“We started by doing installations in galleries and it’s only now that we are the other side of the wall,” said Scofidio.

“We never said ‘one day we’ll be doing this’ or ‘one day we’ll have a big office’. It was never our intention. We were simply doing things that interested us and using the way that architects conceive the world to investigate conditions which we generally don’t pay a lot of attention to.”

Apple (Pro) Mouse — Minimally Minimal

Apple (Pro) Mouse — Minimally Minimal.


According to an interview by Cult of Mac with a former Apple ME, Abraham Farag, the Pro Mouse’s design was born unintentionally. During a design review, Steve Jobs was shown six different models of mice to evaluate. But Jobs was instead drawn to a seventh design, an unfinished model with the buttons yet to be built in. Jobs thought the buttonless design was brilliant, and the design team played along, pretending that it was their intention from the beginning. This unfinished design became the foundation of future Apple Mice.


Regardless of what you may think of the Apple Pro Mouse, I believe that there’s something admirable about its stubbornness. It’s like a masterful chef that’s owned a restaurant for decades and refuses to change their ways (Sukiyabashi Jiro comes to mind). If everyone was that stubborn, society wouldn’t function, but it’s these people with strong beliefs that help the rest of society ground their opinions. When so much of the world produces apologetic, impartial products, we need some stuff that pushes our notions forward. The mice that Apple made were just that.


The key to the Apple Pro Mouse’s beauty is in the layering of materials. The crystal clear shell incases a translucent graphite housing which hints at the inner workings of the mouse. Transparent housings were popular but in most cases, improperly done. Here, it’s done tastefully and these layers add depth and visual richness. It’s a work of art. This layering actually reminds me of marbles I had as a kid which I would hold up to the sun to examine their swirls of layered color. There was something incredible about these swirls, they were like encapsulated flames. The Apple Pro Mouse does something similar – in encapsulates technology.

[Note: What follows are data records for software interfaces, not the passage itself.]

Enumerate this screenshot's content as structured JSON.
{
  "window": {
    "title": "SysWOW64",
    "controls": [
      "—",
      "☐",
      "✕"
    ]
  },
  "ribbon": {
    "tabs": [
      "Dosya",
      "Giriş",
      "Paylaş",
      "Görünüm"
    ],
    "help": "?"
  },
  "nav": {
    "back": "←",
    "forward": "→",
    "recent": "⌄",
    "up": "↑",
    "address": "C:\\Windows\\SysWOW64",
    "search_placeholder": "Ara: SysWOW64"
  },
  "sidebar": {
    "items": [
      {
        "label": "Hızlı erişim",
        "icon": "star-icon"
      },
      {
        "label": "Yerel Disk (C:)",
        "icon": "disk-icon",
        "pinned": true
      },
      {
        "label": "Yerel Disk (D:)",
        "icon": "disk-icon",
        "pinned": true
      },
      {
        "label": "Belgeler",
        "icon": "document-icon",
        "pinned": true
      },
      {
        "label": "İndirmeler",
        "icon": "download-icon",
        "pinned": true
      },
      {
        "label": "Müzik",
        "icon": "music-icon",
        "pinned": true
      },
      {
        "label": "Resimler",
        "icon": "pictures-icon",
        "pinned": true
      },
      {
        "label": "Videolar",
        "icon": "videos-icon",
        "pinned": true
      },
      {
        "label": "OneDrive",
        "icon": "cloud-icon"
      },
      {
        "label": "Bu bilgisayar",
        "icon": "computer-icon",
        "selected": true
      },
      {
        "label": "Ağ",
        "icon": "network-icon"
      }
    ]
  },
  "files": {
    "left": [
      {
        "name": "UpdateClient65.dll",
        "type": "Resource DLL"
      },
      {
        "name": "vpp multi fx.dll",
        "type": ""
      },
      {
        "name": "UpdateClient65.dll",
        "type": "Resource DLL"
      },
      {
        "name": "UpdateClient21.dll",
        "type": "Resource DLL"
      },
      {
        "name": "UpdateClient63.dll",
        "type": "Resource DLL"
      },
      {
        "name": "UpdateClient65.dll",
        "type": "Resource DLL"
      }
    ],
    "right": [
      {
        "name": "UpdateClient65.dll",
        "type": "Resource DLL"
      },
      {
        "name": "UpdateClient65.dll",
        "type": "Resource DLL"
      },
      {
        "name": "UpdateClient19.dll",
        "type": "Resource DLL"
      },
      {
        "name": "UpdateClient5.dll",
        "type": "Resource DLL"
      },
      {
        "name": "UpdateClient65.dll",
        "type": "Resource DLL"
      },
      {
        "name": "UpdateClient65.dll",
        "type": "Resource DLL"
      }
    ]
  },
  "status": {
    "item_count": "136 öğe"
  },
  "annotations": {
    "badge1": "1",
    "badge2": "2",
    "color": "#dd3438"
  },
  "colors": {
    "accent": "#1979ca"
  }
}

The clear shell does a brilliant job of creating depth. At its thickest point, the wall thicknesses reach around .75cm. It’s rare to see a mass produced part that uses this much material and it’s no wonder the Pro Mouse looks so beautiful and truly unique.


And because the mouse is mostly transparent, it does a great job of blending into its environment. It’s a wondrous object when you examine it carefully but stays quiet when you don’t need its distraction.

It’s also fun to observe how the clear shell morphs its environment, bending the texture of whatever it sits on top of.


When Steve Jobs fell in love with the idea of a buttonless mouse, the solution the Apple engineers came up with was making the whole top housing a button. Instead of having switches mounted underneath a hinged button, it’s mounted underneath the entire top shell. It’s an elegant solution that allows the user to click anywhere they want.


It’s in natural lighting that the Apple Mouse really shines. The white nucleus looks like it’s being preserved in resin. Sort of reminds me of the Jurassic Park mosquito in amber. It’s helplessly futuristic, and comparisons with EVE from WALL-E are inevitable.


For most products, clarity becomes fogged up with doubt and lack of ambition. They have no opinion, are overly apologetic as they are designed to satisfy too many people. Steve Jobs didn’t believe in this approach. He made the zero button mouse a reality, and in tandem created the most simple, elegant operating system possible